Tourists are being evacuated from the hurricane-devastated Mexican resort of Los Cabos on military and commercial planes, including some Alaska Airlines planes. It’s estimated 8,000 people will be airlifted out Thursday from the airport which is open only for emergency flights.
The flights are first come, first served, for the thousands of people waiting and sweltering at the damaged Los Cabos airport where an emergency generator is providing some power. Tourists, and some locals, are desperate to get out after the hurricane on Sunday night damaged hotels, destroyed homes, and knocked out power and water. There also has been extensive looting of stores.
The U.S. State Department has urged those Americans remaining in Los Cabos to make their way to the airport as soon as they can and, for safety, to travel to the airport in daylight hours if possible. An estimated 30,000 visitors, many of them Americans, were in the Los Cabos area when the hurricane struck. The Los Cabos area, at the southern tip of the Baja California peninsula, includes the two resort towns of Cabo San Lucas and San Jose del Cabo and a beachfront string of luxury hotels between them.
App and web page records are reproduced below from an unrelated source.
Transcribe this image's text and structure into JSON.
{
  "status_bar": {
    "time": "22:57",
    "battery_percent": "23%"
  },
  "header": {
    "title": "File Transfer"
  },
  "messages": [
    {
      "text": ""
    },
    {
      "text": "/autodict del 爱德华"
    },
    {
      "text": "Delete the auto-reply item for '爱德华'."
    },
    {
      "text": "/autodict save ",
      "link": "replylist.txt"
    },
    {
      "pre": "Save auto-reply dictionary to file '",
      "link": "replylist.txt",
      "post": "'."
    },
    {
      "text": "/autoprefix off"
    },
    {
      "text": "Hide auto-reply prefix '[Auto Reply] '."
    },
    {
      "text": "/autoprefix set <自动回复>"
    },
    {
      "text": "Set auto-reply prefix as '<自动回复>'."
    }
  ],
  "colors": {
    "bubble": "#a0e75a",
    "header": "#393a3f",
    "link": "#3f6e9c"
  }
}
Six Alaska flights from Cabos to Southern California airports are scheduled Thursday. The first two Alaska relief flights out of Cabos arrived Wednesday evening in San Diego and L.A. Planes from Alaska and other airlines flying (without passengers) into Los Cabos are carrying food, water and emergency supplies. The airport remains closed to commercial flights.
An Alaska plane also flew from the mainland Mexican resort of Mazatlan, where some Cabo tourists, including Alaska Airline passengers, had been evacuated on Mexican military planes. The tourists were flown to L.A. “Many were in tears after their ordeal in Cabo,” said Alaska Capt. Robert Kelly in an Alaska Airlines report on the Tuesday flight. “Some people had no belongings at all. There were several rounds of cheering on the plane while on the way to Los Angeles.”
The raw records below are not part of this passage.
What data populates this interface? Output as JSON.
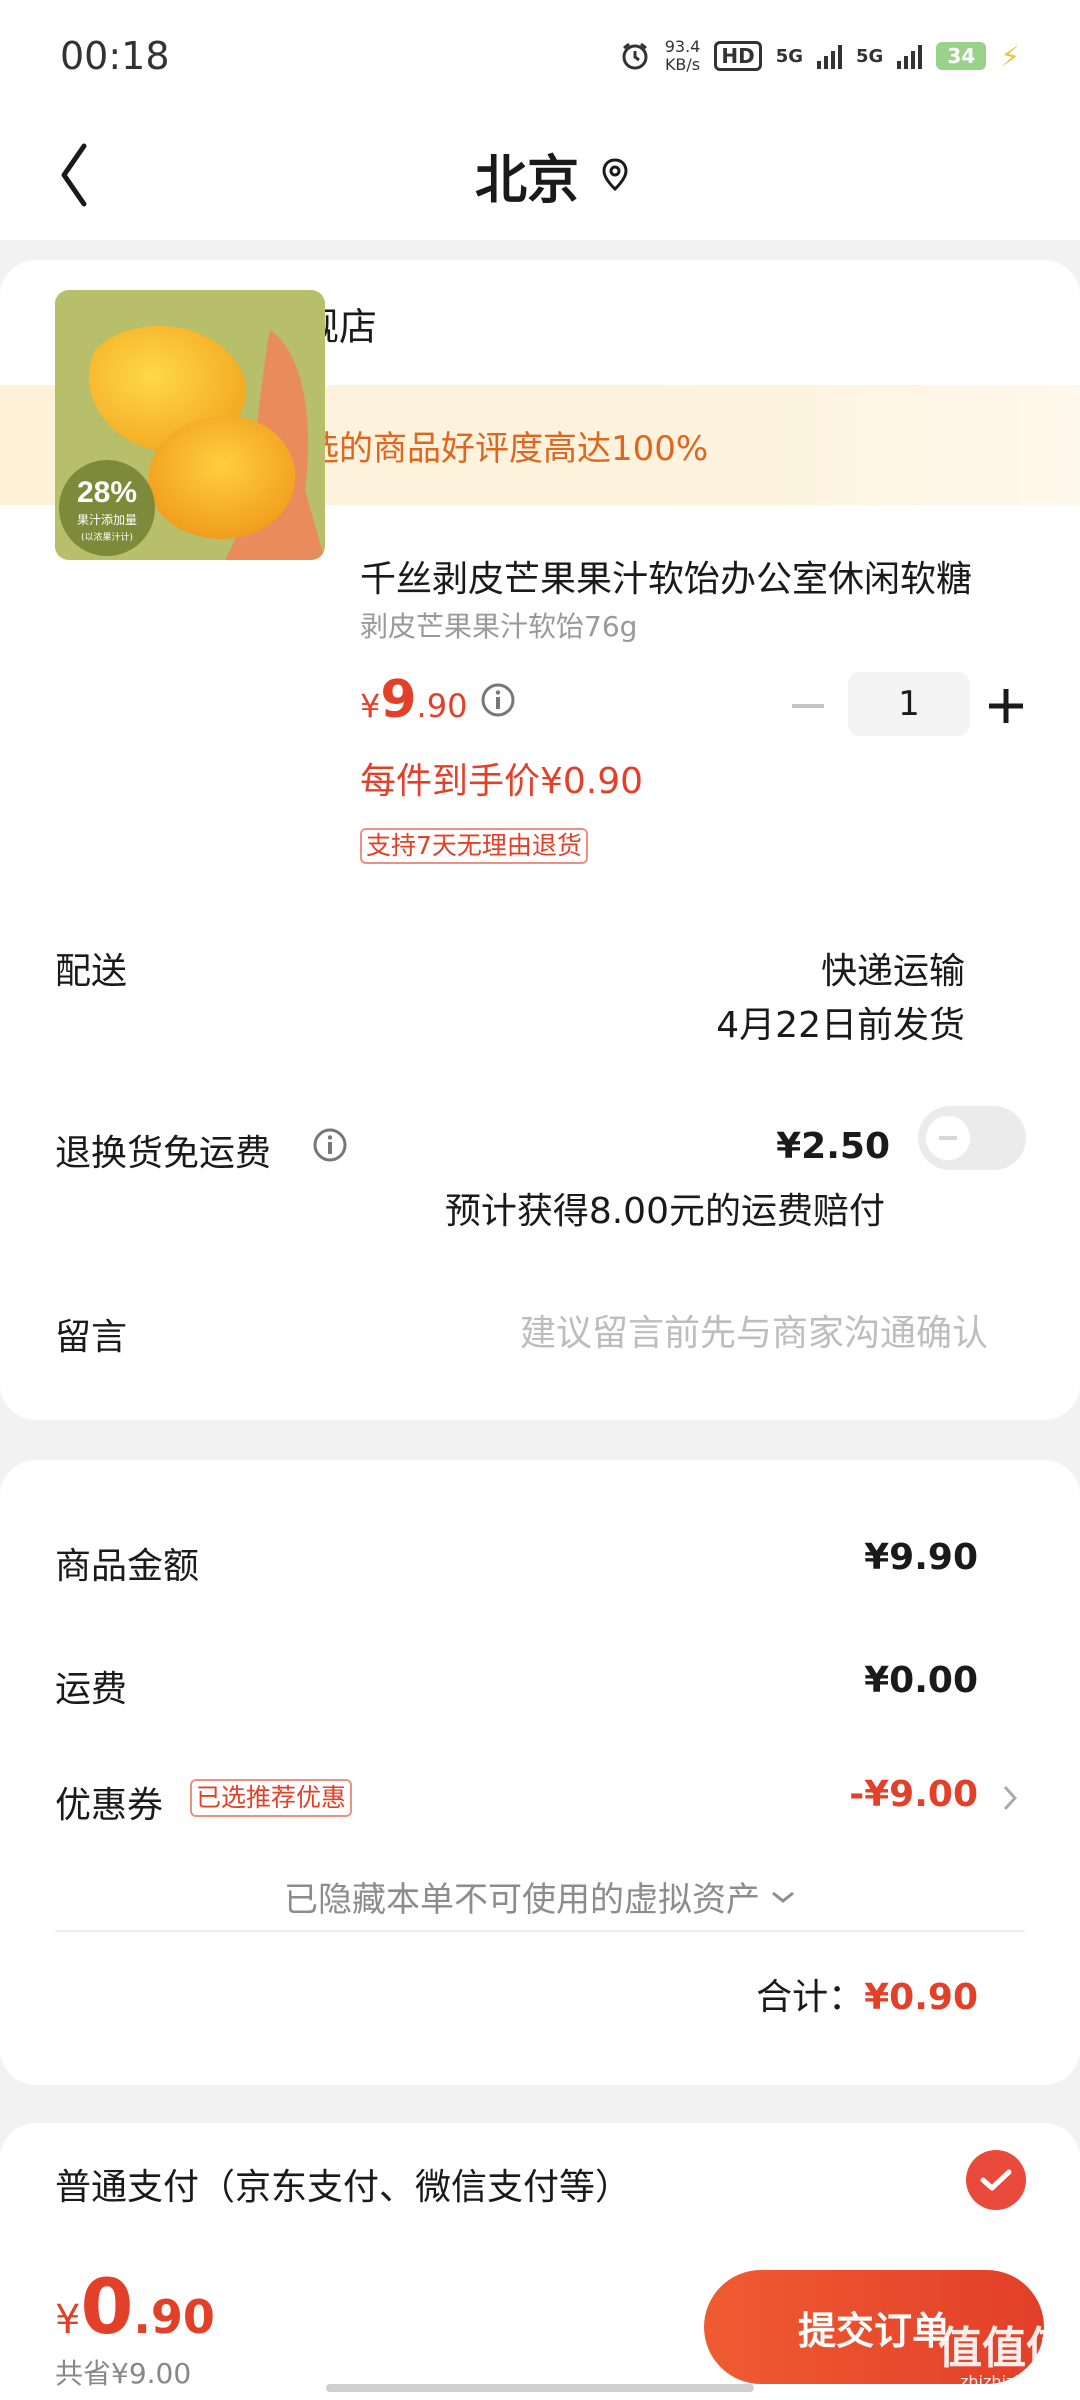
{
  "status_bar": {
    "time": "00:18",
    "net_speed": "93.4",
    "net_unit": "KB/s",
    "hd": "HD",
    "sig1": "5G",
    "sig2": "5G",
    "battery": "34",
    "icons": [
      "alarm-icon",
      "hd-icon",
      "signal-icon",
      "battery-icon",
      "charging-icon"
    ]
  },
  "nav": {
    "title": "北京"
  },
  "store": {
    "name": "千丝食品旗舰店"
  },
  "banner": {
    "text": "恭喜你，挑选的商品好评度高达100%"
  },
  "product": {
    "title": "千丝剥皮芒果果汁软饴办公室休闲软糖",
    "spec": "剥皮芒果果汁软饴76g",
    "price_currency": "¥",
    "price_int": "9",
    "price_dec": ".90",
    "unit_price": "每件到手价¥0.90",
    "return_tag": "支持7天无理由退货",
    "quantity": "1",
    "image_badge_percent": "28%",
    "image_badge_line1": "果汁添加量",
    "image_badge_line2": "(以浓果汁计)"
  },
  "delivery": {
    "label": "配送",
    "method": "快递运输",
    "ship_date": "4月22日前发货"
  },
  "return_insurance": {
    "label": "退换货免运费",
    "price": "¥2.50",
    "note": "预计获得8.00元的运费赔付",
    "enabled": false
  },
  "message": {
    "label": "留言",
    "placeholder": "建议留言前先与商家沟通确认"
  },
  "summary": {
    "goods_label": "商品金额",
    "goods_value": "¥9.90",
    "shipping_label": "运费",
    "shipping_value": "¥0.00",
    "coupon_label": "优惠券",
    "coupon_tag": "已选推荐优惠",
    "coupon_value": "-¥9.00",
    "hidden_assets": "已隐藏本单不可使用的虚拟资产",
    "total_label": "合计：",
    "total_value": "¥0.90"
  },
  "payment": {
    "label": "普通支付（京东支付、微信支付等）",
    "selected": true
  },
  "bottom": {
    "currency": "¥",
    "int": "0",
    "dec": ".90",
    "saved": "共省¥9.00",
    "submit": "提交订单"
  },
  "watermark": {
    "text": "值值值",
    "sub": "zhizhizhi.com"
  },
  "colors": {
    "accent": "#e3402a",
    "banner_text": "#e0651f",
    "banner_bg": "#fdf2d8"
  }
}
Here’s the word from the U.S. State Department for U.S. tourists in Los Cabos:
“There is active engagement of all parts of the U.S. government working together to assist in the safe return of U.S. citizens from Mexico in the wake of Hurricane Odile. The Mexican government is continuing military evacuation flights for people affected by the storm, providing transport to other cities within Mexico, including Tijuana, Mexico City, Mazatlan, and Guadalajara. U.S. and other commercial airlines are also flying back thousands of passengers.
“U.S. government personnel are at the airports to provide assistance to U.S. citizens. The Department of State recommends that U.S. citizens affected by Hurricane Odile in Baja California Sur should proceed to San José del Cabo airport as soon as possible, if able to do so. Travel during daylight hours is recommended.”